Police trailed terror suspects before Nairobi blast
Posted Tuesday, May 29 2012 at 22:30
Police were trailing four terrorism suspects a week before the Monday blast in Nairobi in which 36 people were injured.
Sources in the force told the Nation that detectives, who had been monitoring the movements of the four, were alarmed when they changed sim cards six days to the explosion at Moi Avenue’s Assanand’s House.
This is one of the leads detectives are pursuing in the hunt for those responsible for the attack.
Three of the suspects are said to be based in Nairobi and the other one in Mombasa, where a Muslim lobby group yesterday condemned the attack.
The Kenya National Muslims Advisory Council chairman Sheikh Juma Ngao demanded the resignation of those charged with the protection of Kenyans.
In the Nairobi explosion, police sources said the suspects’ movements were being monitored using their mobile phones.
However, detectives have established that the phones which were being tracked were nowhere near the scene when the explosion went off.
And on Tuesday, American detectives joined the hunt for the suspects.

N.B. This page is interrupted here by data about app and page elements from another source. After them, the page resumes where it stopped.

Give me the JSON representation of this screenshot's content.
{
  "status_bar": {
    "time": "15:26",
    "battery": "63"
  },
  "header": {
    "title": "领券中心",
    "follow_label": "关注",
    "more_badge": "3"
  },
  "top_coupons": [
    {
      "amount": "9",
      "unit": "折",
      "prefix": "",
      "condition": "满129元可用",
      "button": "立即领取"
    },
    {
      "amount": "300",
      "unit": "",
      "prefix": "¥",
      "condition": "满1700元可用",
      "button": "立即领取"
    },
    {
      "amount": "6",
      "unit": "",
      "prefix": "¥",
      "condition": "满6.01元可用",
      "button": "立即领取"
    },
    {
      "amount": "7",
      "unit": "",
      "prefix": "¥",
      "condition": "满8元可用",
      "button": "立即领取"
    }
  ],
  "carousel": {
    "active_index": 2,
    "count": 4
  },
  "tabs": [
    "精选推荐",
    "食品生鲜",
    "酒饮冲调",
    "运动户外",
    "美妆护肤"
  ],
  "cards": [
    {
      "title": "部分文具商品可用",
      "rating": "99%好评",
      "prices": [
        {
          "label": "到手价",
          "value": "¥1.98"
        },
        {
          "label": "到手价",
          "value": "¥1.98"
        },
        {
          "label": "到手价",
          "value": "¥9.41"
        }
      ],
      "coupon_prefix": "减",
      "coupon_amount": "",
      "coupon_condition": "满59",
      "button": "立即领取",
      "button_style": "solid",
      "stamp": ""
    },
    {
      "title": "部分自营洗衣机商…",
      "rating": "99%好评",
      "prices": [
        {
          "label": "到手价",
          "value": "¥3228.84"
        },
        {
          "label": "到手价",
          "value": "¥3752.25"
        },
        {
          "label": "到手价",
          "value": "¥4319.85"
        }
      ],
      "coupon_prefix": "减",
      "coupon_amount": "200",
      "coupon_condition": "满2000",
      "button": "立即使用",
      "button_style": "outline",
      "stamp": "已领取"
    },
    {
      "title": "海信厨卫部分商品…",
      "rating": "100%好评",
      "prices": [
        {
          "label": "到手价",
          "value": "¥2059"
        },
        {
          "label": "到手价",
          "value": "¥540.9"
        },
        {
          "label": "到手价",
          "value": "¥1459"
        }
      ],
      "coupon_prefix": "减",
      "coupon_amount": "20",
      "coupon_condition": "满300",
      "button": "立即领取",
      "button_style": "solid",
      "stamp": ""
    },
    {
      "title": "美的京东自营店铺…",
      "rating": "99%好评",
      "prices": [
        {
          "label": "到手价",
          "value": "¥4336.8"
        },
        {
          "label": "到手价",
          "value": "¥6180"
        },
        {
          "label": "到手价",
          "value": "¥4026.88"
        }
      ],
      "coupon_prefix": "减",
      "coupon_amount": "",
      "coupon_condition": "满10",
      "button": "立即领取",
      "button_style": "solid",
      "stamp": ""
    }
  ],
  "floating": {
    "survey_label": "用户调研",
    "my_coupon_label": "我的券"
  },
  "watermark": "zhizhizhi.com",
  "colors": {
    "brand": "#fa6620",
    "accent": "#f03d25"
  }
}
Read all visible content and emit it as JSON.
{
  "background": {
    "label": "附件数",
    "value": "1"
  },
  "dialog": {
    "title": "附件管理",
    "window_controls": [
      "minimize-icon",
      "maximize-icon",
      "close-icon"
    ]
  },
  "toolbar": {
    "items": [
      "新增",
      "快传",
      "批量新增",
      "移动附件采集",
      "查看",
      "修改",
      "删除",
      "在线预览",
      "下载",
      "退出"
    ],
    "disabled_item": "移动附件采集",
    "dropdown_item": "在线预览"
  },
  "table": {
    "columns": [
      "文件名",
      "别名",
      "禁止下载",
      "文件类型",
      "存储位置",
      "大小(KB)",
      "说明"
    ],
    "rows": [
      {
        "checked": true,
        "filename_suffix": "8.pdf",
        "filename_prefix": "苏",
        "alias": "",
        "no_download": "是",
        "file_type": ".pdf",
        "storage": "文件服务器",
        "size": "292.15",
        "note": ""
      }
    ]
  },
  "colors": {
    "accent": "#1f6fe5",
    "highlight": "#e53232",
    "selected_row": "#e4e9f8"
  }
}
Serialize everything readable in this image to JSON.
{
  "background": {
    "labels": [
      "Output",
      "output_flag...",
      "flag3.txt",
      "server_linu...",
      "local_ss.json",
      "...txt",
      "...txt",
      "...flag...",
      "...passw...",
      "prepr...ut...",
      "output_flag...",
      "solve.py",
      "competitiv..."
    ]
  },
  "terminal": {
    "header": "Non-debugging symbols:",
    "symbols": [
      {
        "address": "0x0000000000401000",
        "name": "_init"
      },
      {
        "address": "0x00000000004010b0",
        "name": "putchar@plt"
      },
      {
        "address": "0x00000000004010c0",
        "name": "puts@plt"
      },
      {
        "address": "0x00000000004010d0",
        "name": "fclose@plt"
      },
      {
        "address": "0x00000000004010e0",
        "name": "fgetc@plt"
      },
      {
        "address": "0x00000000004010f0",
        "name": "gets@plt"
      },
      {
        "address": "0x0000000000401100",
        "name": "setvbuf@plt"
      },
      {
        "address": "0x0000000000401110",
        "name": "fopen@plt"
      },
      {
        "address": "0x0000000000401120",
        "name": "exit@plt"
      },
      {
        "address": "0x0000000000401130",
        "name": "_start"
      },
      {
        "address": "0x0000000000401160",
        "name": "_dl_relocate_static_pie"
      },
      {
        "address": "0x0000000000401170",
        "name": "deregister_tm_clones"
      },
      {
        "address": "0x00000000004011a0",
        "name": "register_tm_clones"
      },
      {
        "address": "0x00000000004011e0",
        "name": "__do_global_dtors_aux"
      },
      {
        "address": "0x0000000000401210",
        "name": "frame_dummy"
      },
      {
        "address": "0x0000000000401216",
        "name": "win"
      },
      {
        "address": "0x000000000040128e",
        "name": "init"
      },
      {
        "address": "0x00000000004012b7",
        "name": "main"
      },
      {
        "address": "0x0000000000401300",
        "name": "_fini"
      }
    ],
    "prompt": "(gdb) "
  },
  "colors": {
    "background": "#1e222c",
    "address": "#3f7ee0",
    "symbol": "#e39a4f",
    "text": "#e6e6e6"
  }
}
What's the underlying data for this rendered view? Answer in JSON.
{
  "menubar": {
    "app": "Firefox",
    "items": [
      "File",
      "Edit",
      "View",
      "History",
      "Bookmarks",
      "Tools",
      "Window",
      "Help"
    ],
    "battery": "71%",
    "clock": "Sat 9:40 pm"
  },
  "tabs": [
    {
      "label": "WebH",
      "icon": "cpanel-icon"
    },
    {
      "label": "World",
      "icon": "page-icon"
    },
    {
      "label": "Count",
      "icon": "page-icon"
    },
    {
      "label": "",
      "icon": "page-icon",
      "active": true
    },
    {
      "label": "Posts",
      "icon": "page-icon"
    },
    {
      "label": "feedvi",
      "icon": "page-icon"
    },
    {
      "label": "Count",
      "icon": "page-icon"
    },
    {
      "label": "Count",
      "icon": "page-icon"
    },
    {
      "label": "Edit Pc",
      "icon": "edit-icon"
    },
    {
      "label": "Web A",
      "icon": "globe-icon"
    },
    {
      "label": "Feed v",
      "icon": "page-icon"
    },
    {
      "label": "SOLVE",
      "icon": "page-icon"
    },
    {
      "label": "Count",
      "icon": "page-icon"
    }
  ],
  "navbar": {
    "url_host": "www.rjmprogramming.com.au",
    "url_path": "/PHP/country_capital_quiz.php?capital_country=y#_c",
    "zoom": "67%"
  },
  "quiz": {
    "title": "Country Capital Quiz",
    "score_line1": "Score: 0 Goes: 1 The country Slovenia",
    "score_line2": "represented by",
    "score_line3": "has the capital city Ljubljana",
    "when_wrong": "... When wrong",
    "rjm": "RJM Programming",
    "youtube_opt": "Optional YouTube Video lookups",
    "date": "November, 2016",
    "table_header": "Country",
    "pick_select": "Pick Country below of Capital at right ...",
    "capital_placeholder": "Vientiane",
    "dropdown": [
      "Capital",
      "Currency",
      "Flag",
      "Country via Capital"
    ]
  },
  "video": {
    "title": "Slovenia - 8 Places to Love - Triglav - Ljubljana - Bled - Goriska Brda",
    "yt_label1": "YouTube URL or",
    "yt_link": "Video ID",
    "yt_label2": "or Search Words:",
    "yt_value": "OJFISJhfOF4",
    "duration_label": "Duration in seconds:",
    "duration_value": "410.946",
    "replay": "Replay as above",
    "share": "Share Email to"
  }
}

Internal Security assistant minister Orwa Ojode said the government had sought assistance in tracking down the suspects.
Focus on two men
“For Nairobi and parts of the country to be safe, we will need the assistance of the FBI and even the Scotland Yard (from the UK). We are determined to wipe out the terrorists,” he said.
Police said investigations had concluded that the explosion was caused by an improvised explosive device ‘‘planted by criminals’’.
‘‘The investigating team is now working to establish the identity of the perpetrators of this serious crime,’’ spokesman Eric Kiraithe said in a statement adding that they were zeroing in on two men.
One of the suspects, whose photo police circulated, is identified as Emrah Erdogan. He is believed to have entered Kenya through Garissa from Somalia on May 3.
Mr Kiraithe also said tests were being done to establish the materials used in the explosive. However, some sources indicated that a fertiliser bomb could have been the cause of the lunch-time explosion.
Detectives from the Federal Bureau of Investigations were at the scene collecting samples for tests.
Samples for analysis
They sifted through the debris using special metal detectors. Samples collected were sent to the Government Chemist and the US for analysis.
The development came as fresh details emerged about events leading to the explosion that caused a huge hole in the ground and blew off iron sheets from the roof.